March 29 - April 4 2021
Fighting scientific misinformation
Scientific misinformation is a threat in many respects: for health, the environment, the development of a sustainable and equitable future, and for the culture itself. Whether it be intentional or not, this phenomenom is not new, but it has taken on a new dimension with the COVID-19 pandemic, for several reasons.
First of all, the way information is conveyed has changed. In the past, it was experts and journalists who selected and steered the feed. Today, via social networks, anyone can select, disseminate and distort news according to their predilections. The quality of this news content is often dubious since it is often spread for reasons of entertainment rather than as a search for the truth.
This is why conspiracy theories have never had so much success: social networks flourish on outrage and shocking explanations. What’s more, these theories tend to persist, since false news information often receives lots of “likes” from people who ignore or reject the opinions of others who try to get back to the truth. Very often this kind of behaviour is not caused by the story itself, but more by the fact that people tend to imitate others.
So it may well be that people believe scientists less and less. Fear increases the need for information and each scientific advance is pored over, while scientific methods are poorly understood by the layman.
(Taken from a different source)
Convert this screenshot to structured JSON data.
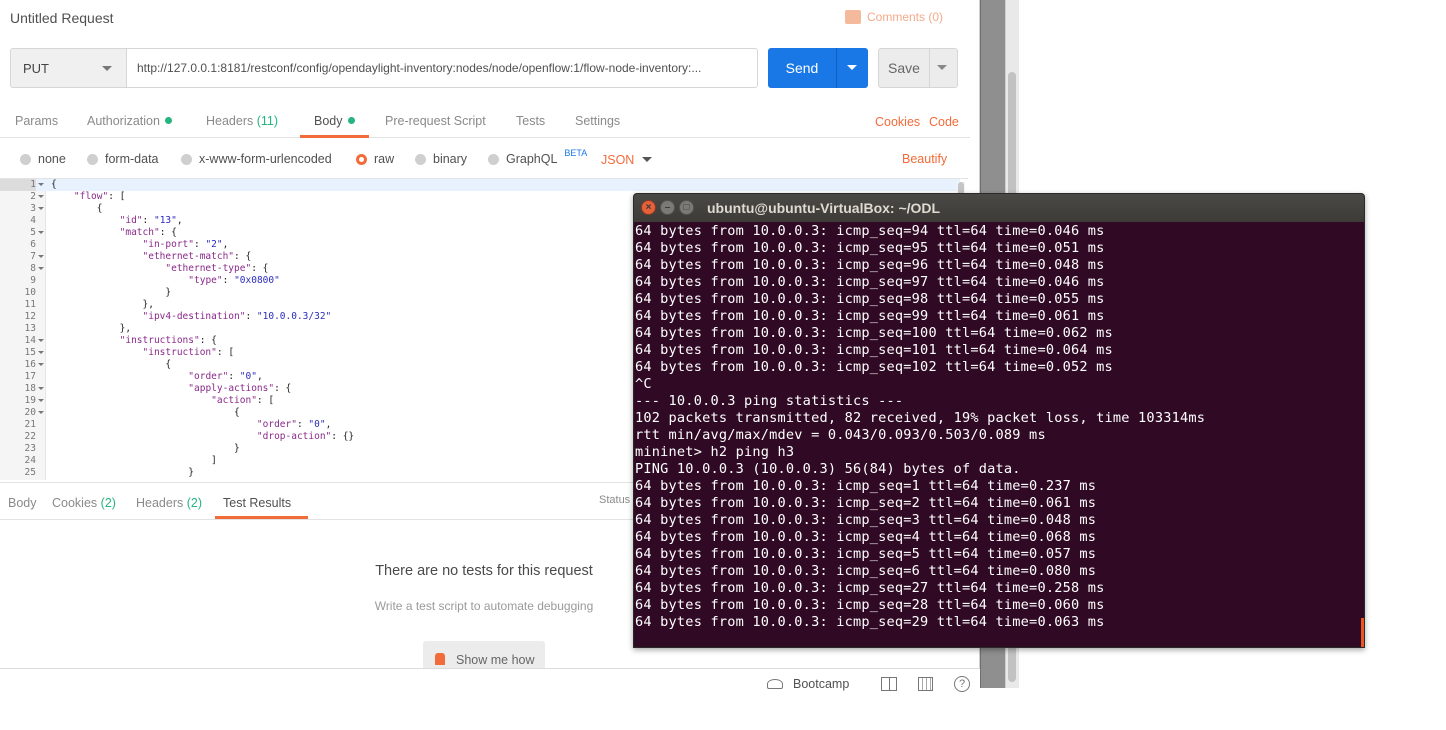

Researchers are currently trying to understand the virus’ mechanisms, and that takes time. But at the moment, people find it difficult to accept when a scientist admits he “does not know” or “our research is ongoing”. The prevailing climate may push certain scientists to release inaccurate news or predictions.
In addition, research is currently taking place in a context of enormous pressure, which has itself led to more errors and retractions of articles than usual. Some politicians, in the United States, Brazil or the UK for example, have fueled controversy, thereby discrediting science. Today many journalists are ready to print scientific information that may be wrong since it has not been peer-validated (for example, by using “pre-prints” freely available on the BioRxiv and MedRxiv sites). It must be noted too that the complexities of science foment distrust and may lead to errors of interpretation in the public domain.
Finally, this pandemic has also led scientists to get involved in politics, an area in which their competence is questionable. A scientist must above all remain neutral, which is difficult in the present context. To convince people to get vaccinated, the scientists firstly need to convince the politicians, who make the final decisions, and are themselves facing social and economic constraints. Scientific opinion is not always taken into account as much as it should be. And certain ideologies, those of an ultra-conservative nature for example, regularly use anti-climate change or anti-vaccine rhetoric.
Fighting misinformation involves firstly clarifying for the public at large how the brain deals with information, what kind of biases we hold, the possibilities of exaggeration and over-amplification of news, and how we can sometimes be convinced by unfounded theories. The public needs to learn how better to sort through information since overload is a real problem, given our limited abilities to assimilate material. The fight also involves finding a common language so that scientists, journalists and politicians can work effectively together to deliver clear messages to the people. Making complex scientific information more digestible is a real challenge, and for this reason journalists are increasingly trained in data sciences. This discipline has today become a cornerstone of scientific understanding.